-- Opening Marker --
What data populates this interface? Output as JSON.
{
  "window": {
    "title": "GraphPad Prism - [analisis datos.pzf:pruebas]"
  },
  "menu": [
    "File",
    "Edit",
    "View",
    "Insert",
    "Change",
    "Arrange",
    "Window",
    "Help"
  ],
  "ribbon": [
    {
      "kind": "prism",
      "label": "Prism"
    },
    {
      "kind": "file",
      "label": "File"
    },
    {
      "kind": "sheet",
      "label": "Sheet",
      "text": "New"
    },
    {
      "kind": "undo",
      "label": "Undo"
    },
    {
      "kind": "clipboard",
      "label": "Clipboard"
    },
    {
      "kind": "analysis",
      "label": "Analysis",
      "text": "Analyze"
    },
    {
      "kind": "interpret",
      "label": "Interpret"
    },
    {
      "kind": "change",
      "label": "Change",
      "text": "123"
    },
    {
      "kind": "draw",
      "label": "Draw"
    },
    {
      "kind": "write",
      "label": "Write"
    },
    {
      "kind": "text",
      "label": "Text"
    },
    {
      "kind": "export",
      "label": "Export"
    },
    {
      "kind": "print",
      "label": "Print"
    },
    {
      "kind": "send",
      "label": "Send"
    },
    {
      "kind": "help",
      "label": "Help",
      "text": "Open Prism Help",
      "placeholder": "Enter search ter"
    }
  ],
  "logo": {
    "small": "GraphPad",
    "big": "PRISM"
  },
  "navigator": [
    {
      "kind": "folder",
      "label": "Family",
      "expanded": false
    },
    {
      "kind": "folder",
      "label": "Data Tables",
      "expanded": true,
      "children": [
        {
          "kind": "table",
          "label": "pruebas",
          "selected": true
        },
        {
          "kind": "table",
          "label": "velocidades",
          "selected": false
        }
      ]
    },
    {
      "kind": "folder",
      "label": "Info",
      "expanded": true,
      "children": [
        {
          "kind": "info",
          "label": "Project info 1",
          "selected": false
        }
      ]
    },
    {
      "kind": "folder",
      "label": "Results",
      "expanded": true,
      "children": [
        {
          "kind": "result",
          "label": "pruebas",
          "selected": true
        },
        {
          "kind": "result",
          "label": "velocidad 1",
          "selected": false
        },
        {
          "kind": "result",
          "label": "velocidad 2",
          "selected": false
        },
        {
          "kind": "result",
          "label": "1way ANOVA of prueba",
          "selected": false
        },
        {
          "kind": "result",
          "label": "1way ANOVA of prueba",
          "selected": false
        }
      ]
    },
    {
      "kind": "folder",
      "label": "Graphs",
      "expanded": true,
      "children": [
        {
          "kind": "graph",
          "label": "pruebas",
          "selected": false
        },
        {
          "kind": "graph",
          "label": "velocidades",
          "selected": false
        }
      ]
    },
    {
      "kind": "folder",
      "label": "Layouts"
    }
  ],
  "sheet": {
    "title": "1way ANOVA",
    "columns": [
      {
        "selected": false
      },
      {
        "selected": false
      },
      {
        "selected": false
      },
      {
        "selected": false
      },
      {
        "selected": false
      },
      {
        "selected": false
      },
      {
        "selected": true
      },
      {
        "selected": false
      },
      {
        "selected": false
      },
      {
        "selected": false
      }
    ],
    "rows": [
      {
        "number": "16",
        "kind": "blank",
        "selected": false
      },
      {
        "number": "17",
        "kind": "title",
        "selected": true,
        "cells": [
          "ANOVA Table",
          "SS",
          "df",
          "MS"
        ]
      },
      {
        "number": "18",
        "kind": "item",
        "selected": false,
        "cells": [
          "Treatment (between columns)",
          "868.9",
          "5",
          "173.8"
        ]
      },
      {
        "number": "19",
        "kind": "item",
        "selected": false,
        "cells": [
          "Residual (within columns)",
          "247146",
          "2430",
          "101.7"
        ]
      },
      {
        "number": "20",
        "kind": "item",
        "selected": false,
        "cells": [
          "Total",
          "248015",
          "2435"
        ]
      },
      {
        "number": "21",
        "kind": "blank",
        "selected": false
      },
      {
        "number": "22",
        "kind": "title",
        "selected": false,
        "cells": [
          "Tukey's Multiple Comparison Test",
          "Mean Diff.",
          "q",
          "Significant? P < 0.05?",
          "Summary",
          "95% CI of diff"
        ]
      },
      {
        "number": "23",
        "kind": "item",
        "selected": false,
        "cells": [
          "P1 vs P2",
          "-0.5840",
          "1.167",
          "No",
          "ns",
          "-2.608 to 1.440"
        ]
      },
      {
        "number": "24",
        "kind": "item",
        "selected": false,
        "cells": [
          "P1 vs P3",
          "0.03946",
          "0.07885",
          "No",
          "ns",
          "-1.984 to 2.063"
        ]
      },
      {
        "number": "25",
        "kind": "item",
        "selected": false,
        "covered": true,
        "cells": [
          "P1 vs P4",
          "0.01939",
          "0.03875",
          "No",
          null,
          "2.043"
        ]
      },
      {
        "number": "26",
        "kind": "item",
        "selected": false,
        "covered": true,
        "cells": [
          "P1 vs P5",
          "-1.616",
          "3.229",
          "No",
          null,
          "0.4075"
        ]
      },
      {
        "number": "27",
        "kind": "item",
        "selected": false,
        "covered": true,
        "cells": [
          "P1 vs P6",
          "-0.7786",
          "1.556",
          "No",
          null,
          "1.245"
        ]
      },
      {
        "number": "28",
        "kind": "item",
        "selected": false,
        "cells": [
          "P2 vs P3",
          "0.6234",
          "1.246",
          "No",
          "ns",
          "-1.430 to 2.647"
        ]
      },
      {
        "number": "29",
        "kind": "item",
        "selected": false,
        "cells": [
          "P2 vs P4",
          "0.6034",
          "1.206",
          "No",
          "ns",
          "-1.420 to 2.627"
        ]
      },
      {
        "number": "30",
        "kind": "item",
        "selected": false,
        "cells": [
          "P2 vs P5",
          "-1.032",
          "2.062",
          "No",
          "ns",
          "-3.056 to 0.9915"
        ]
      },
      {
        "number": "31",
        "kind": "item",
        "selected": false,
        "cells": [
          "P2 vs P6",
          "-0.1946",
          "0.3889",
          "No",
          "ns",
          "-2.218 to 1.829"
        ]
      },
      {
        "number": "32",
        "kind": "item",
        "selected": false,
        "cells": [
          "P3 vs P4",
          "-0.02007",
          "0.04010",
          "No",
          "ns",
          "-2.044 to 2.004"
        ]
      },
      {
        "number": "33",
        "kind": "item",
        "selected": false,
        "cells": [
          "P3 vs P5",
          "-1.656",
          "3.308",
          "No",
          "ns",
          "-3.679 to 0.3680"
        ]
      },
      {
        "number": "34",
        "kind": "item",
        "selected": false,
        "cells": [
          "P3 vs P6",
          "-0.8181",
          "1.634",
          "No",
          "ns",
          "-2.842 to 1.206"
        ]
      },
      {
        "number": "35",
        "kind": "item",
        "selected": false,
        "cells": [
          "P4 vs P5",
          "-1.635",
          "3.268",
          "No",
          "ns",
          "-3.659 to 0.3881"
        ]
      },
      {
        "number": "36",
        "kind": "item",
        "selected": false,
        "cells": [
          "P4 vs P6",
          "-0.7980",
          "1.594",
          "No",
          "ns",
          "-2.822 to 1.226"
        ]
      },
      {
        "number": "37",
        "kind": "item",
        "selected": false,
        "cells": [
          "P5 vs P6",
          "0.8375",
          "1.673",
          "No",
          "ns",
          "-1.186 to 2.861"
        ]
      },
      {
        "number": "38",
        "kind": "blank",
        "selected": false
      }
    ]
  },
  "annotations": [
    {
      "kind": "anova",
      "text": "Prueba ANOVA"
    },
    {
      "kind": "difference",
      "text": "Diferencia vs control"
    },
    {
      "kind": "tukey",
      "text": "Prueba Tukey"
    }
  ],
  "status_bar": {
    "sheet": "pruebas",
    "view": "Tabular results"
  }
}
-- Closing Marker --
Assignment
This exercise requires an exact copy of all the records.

The answer
What data populates this interface? Output as JSON.
{
  "window": {
    "title": "GraphPad Prism - [analisis datos.pzf:pruebas]"
  },
  "menu": [
    "File",
    "Edit",
    "View",
    "Insert",
    "Change",
    "Arrange",
    "Window",
    "Help"
  ],
  "ribbon": [
    {
      "kind": "prism",
      "label": "Prism"
    },
    {
      "kind": "file",
      "label": "File"
    },
    {
      "kind": "sheet",
      "label": "Sheet",
      "text": "New"
    },
    {
      "kind": "undo",
      "label": "Undo"
    },
    {
      "kind": "clipboard",
      "label": "Clipboard"
    },
    {
      "kind": "analysis",
      "label": "Analysis",
      "text": "Analyze"
    },
    {
      "kind": "interpret",
      "label": "Interpret"
    },
    {
      "kind": "change",
      "label": "Change",
      "text": "123"
    },
    {
      "kind": "draw",
      "label": "Draw"
    },
    {
      "kind": "write",
      "label": "Write"
    },
    {
      "kind": "text",
      "label": "Text"
    },
    {
      "kind": "export",
      "label": "Export"
    },
    {
      "kind": "print",
      "label": "Print"
    },
    {
      "kind": "send",
      "label": "Send"
    },
    {
      "kind": "help",
      "label": "Help",
      "text": "Open Prism Help",
      "placeholder": "Enter search ter"
    }
  ],
  "logo": {
    "small": "GraphPad",
    "big": "PRISM"
  },
  "navigator": [
    {
      "kind": "folder",
      "label": "Family",
      "expanded": false
    },
    {
      "kind": "folder",
      "label": "Data Tables",
      "expanded": true,
      "children": [
        {
          "kind": "table",
          "label": "pruebas",
          "selected": true
        },
        {
          "kind": "table",
          "label": "velocidades",
          "selected": false
        }
      ]
    },
    {
      "kind": "folder",
      "label": "Info",
      "expanded": true,
      "children": [
        {
          "kind": "info",
          "label": "Project info 1",
          "selected": false
        }
      ]
    },
    {
      "kind": "folder",
      "label": "Results",
      "expanded": true,
      "children": [
        {
          "kind": "result",
          "label": "pruebas",
          "selected": true
        },
        {
          "kind": "result",
          "label": "velocidad 1",
          "selected": false
        },
        {
          "kind": "result",
          "label": "velocidad 2",
          "selected": false
        },
        {
          "kind": "result",
          "label": "1way ANOVA of prueba",
          "selected": false
        },
        {
          "kind": "result",
          "label": "1way ANOVA of prueba",
          "selected": false
        }
      ]
    },
    {
      "kind": "folder",
      "label": "Graphs",
      "expanded": true,
      "children": [
        {
          "kind": "graph",
          "label": "pruebas",
          "selected": false
        },
        {
          "kind": "graph",
          "label": "velocidades",
          "selected": false
        }
      ]
    },
    {
      "kind": "folder",
      "label": "Layouts"
    }
  ],
  "sheet": {
    "title": "1way ANOVA",
    "columns": [
      {
        "selected": false
      },
      {
        "selected": false
      },
      {
        "selected": false
      },
      {
        "selected": false
      },
      {
        "selected": false
      },
      {
        "selected": false
      },
      {
        "selected": true
      },
      {
        "selected": false
      },
      {
        "selected": false
      },
      {
        "selected": false
      }
    ],
    "rows": [
      {
        "number": "16",
        "kind": "blank",
        "selected": false
      },
      {
        "number": "17",
        "kind": "title",
        "selected": true,
        "cells": [
          "ANOVA Table",
          "SS",
          "df",
          "MS"
        ]
      },
      {
        "number": "18",
        "kind": "item",
        "selected": false,
        "cells": [
          "Treatment (between columns)",
          "868.9",
          "5",
          "173.8"
        ]
      },
      {
        "number": "19",
        "kind": "item",
        "selected": false,
        "cells": [
          "Residual (within columns)",
          "247146",
          "2430",
          "101.7"
        ]
      },
      {
        "number": "20",
        "kind": "item",
        "selected": false,
        "cells": [
          "Total",
          "248015",
          "2435"
        ]
      },
      {
        "number": "21",
        "kind": "blank",
        "selected": false
      },
      {
        "number": "22",
        "kind": "title",
        "selected": false,
        "cells": [
          "Tukey's Multiple Comparison Test",
          "Mean Diff.",
          "q",
          "Significant? P < 0.05?",
          "Summary",
          "95% CI of diff"
        ]
      },
      {
        "number": "23",
        "kind": "item",
        "selected": false,
        "cells": [
          "P1 vs P2",
          "-0.5840",
          "1.167",
          "No",
          "ns",
          "-2.608 to 1.440"
        ]
      },
      {
        "number": "24",
        "kind": "item",
        "selected": false,
        "cells": [
          "P1 vs P3",
          "0.03946",
          "0.07885",
          "No",
          "ns",
          "-1.984 to 2.063"
        ]
      },
      {
        "number": "25",
        "kind": "item",
        "selected": false,
        "covered": true,
        "cells": [
          "P1 vs P4",
          "0.01939",
          "0.03875",
          "No",
          null,
          "2.043"
        ]
      },
      {
        "number": "26",
        "kind": "item",
        "selected": false,
        "covered": true,
        "cells": [
          "P1 vs P5",
          "-1.616",
          "3.229",
          "No",
          null,
          "0.4075"
        ]
      },
      {
        "number": "27",
        "kind": "item",
        "selected": false,
        "covered": true,
        "cells": [
          "P1 vs P6",
          "-0.7786",
          "1.556",
          "No",
          null,
          "1.245"
        ]
      },
      {
        "number": "28",
        "kind": "item",
        "selected": false,
        "cells": [
          "P2 vs P3",
          "0.6234",
          "1.246",
          "No",
          "ns",
          "-1.430 to 2.647"
        ]
      },
      {
        "number": "29",
        "kind": "item",
        "selected": false,
        "cells": [
          "P2 vs P4",
          "0.6034",
          "1.206",
          "No",
          "ns",
          "-1.420 to 2.627"
        ]
      },
      {
        "number": "30",
        "kind": "item",
        "selected": false,
        "cells": [
          "P2 vs P5",
          "-1.032",
          "2.062",
          "No",
          "ns",
          "-3.056 to 0.9915"
        ]
      },
      {
        "number": "31",
        "kind": "item",
        "selected": false,
        "cells": [
          "P2 vs P6",
          "-0.1946",
          "0.3889",
          "No",
          "ns",
          "-2.218 to 1.829"
        ]
      },
      {
        "number": "32",
        "kind": "item",
        "selected": false,
        "cells": [
          "P3 vs P4",
          "-0.02007",
          "0.04010",
          "No",
          "ns",
          "-2.044 to 2.004"
        ]
      },
      {
        "number": "33",
        "kind": "item",
        "selected": false,
        "cells": [
          "P3 vs P5",
          "-1.656",
          "3.308",
          "No",
          "ns",
          "-3.679 to 0.3680"
        ]
      },
      {
        "number": "34",
        "kind": "item",
        "selected": false,
        "cells": [
          "P3 vs P6",
          "-0.8181",
          "1.634",
          "No",
          "ns",
          "-2.842 to 1.206"
        ]
      },
      {
        "number": "35",
        "kind": "item",
        "selected": false,
        "cells": [
          "P4 vs P5",
          "-1.635",
          "3.268",
          "No",
          "ns",
          "-3.659 to 0.3881"
        ]
      },
      {
        "number": "36",
        "kind": "item",
        "selected": false,
        "cells": [
          "P4 vs P6",
          "-0.7980",
          "1.594",
          "No",
          "ns",
          "-2.822 to 1.226"
        ]
      },
      {
        "number": "37",
        "kind": "item",
        "selected": false,
        "cells": [
          "P5 vs P6",
          "0.8375",
          "1.673",
          "No",
          "ns",
          "-1.186 to 2.861"
        ]
      },
      {
        "number": "38",
        "kind": "blank",
        "selected": false
      }
    ]
  },
  "annotations": [
    {
      "kind": "anova",
      "text": "Prueba ANOVA"
    },
    {
      "kind": "difference",
      "text": "Diferencia vs control"
    },
    {
      "kind": "tukey",
      "text": "Prueba Tukey"
    }
  ],
  "status_bar": {
    "sheet": "pruebas",
    "view": "Tabular results"
  }
}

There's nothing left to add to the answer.